* _Exercise requirements_: For the word "label", work out how many lines in the records below contain it and state that count alone.

_ _ _ _ _ _ _

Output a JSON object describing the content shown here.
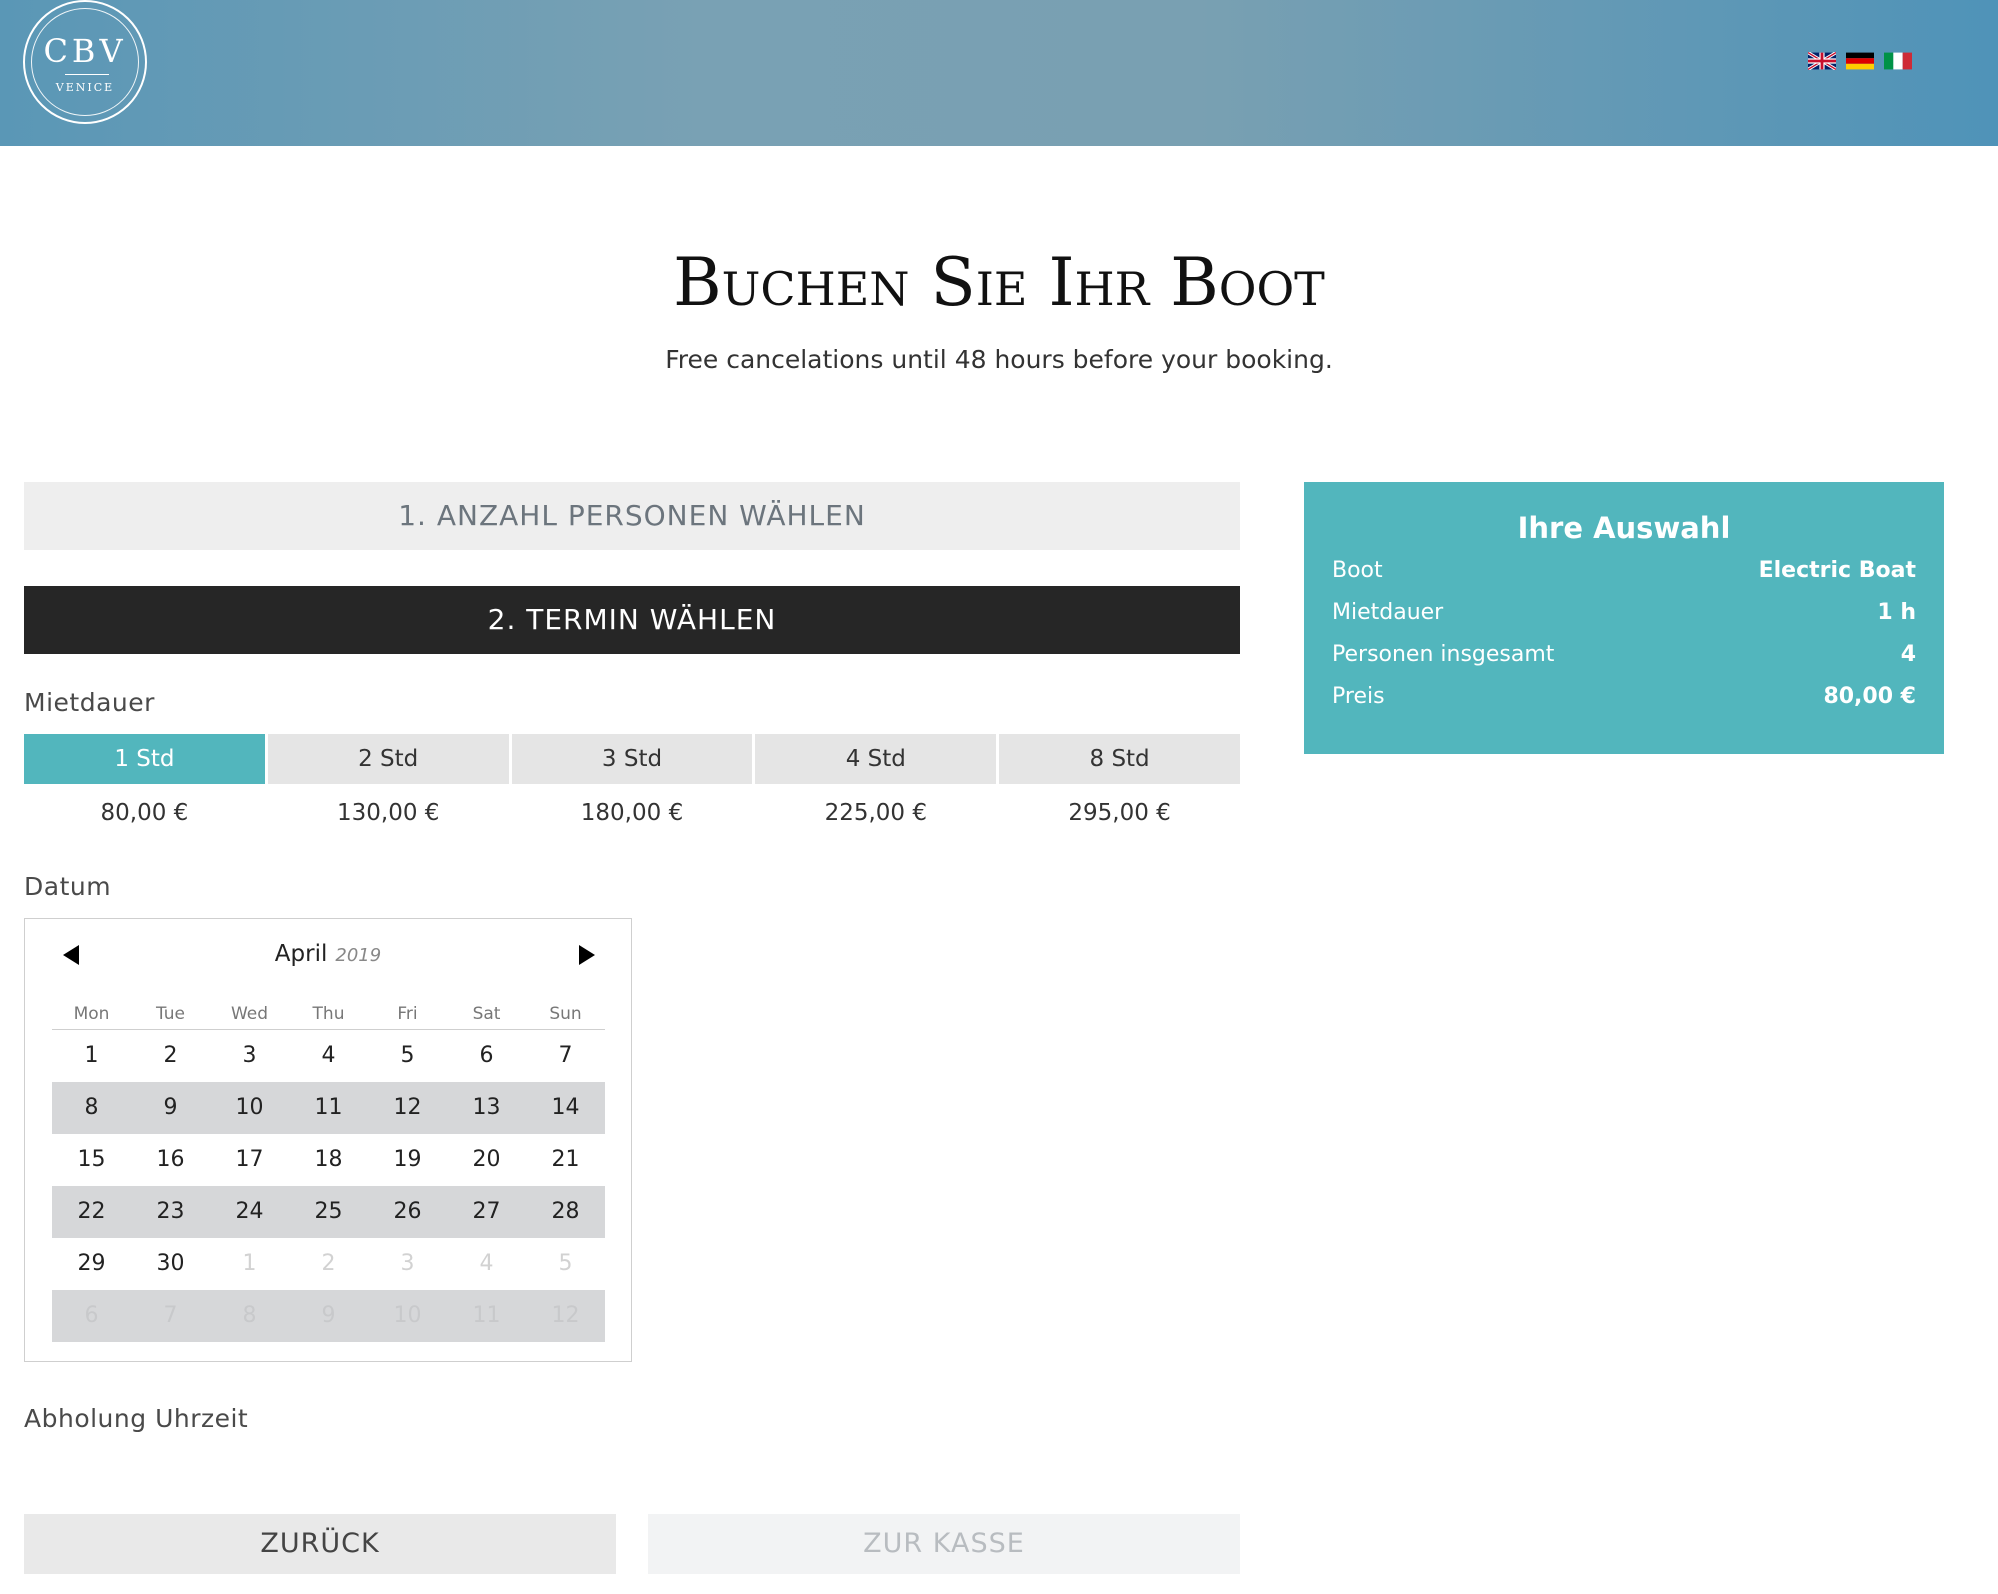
{
  "header": {
    "logo_main": "CBV",
    "logo_sub": "VENICE",
    "languages": [
      "English",
      "Deutsch",
      "Italiano"
    ]
  },
  "page": {
    "title": "Buchen Sie Ihr Boot",
    "subtitle": "Free cancelations until 48 hours before your booking."
  },
  "steps": {
    "step1": "1. ANZAHL PERSONEN WÄHLEN",
    "step2": "2. TERMIN WÄHLEN"
  },
  "duration": {
    "label": "Mietdauer",
    "options": [
      {
        "label": "1 Std",
        "price": "80,00 €",
        "selected": true
      },
      {
        "label": "2 Std",
        "price": "130,00 €",
        "selected": false
      },
      {
        "label": "3 Std",
        "price": "180,00 €",
        "selected": false
      },
      {
        "label": "4 Std",
        "price": "225,00 €",
        "selected": false
      },
      {
        "label": "8 Std",
        "price": "295,00 €",
        "selected": false
      }
    ]
  },
  "date": {
    "label": "Datum",
    "calendar": {
      "month": "April",
      "year": "2019",
      "weekdays": [
        "Mon",
        "Tue",
        "Wed",
        "Thu",
        "Fri",
        "Sat",
        "Sun"
      ],
      "weeks": [
        [
          [
            "1",
            0
          ],
          [
            "2",
            0
          ],
          [
            "3",
            0
          ],
          [
            "4",
            0
          ],
          [
            "5",
            0
          ],
          [
            "6",
            0
          ],
          [
            "7",
            0
          ]
        ],
        [
          [
            "8",
            0
          ],
          [
            "9",
            0
          ],
          [
            "10",
            0
          ],
          [
            "11",
            0
          ],
          [
            "12",
            0
          ],
          [
            "13",
            0
          ],
          [
            "14",
            0
          ]
        ],
        [
          [
            "15",
            0
          ],
          [
            "16",
            0
          ],
          [
            "17",
            0
          ],
          [
            "18",
            0
          ],
          [
            "19",
            0
          ],
          [
            "20",
            0
          ],
          [
            "21",
            0
          ]
        ],
        [
          [
            "22",
            0
          ],
          [
            "23",
            0
          ],
          [
            "24",
            0
          ],
          [
            "25",
            0
          ],
          [
            "26",
            0
          ],
          [
            "27",
            0
          ],
          [
            "28",
            0
          ]
        ],
        [
          [
            "29",
            0
          ],
          [
            "30",
            0
          ],
          [
            "1",
            1
          ],
          [
            "2",
            1
          ],
          [
            "3",
            1
          ],
          [
            "4",
            1
          ],
          [
            "5",
            1
          ]
        ],
        [
          [
            "6",
            1
          ],
          [
            "7",
            1
          ],
          [
            "8",
            1
          ],
          [
            "9",
            1
          ],
          [
            "10",
            1
          ],
          [
            "11",
            1
          ],
          [
            "12",
            1
          ]
        ]
      ]
    }
  },
  "pickup": {
    "label": "Abholung Uhrzeit"
  },
  "buttons": {
    "back": "ZURÜCK",
    "checkout": "ZUR KASSE"
  },
  "summary": {
    "title": "Ihre Auswahl",
    "rows": [
      {
        "key": "Boot",
        "value": "Electric Boat"
      },
      {
        "key": "Mietdauer",
        "value": "1 h"
      },
      {
        "key": "Personen insgesamt",
        "value": "4"
      },
      {
        "key": "Preis",
        "value": "80,00 €"
      }
    ]
  },
  "colors": {
    "accent": "#52b6bd",
    "dark_bar": "#262626",
    "header_blue": "#79a1b4"
  }
}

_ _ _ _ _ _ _

* _Task solution_: 8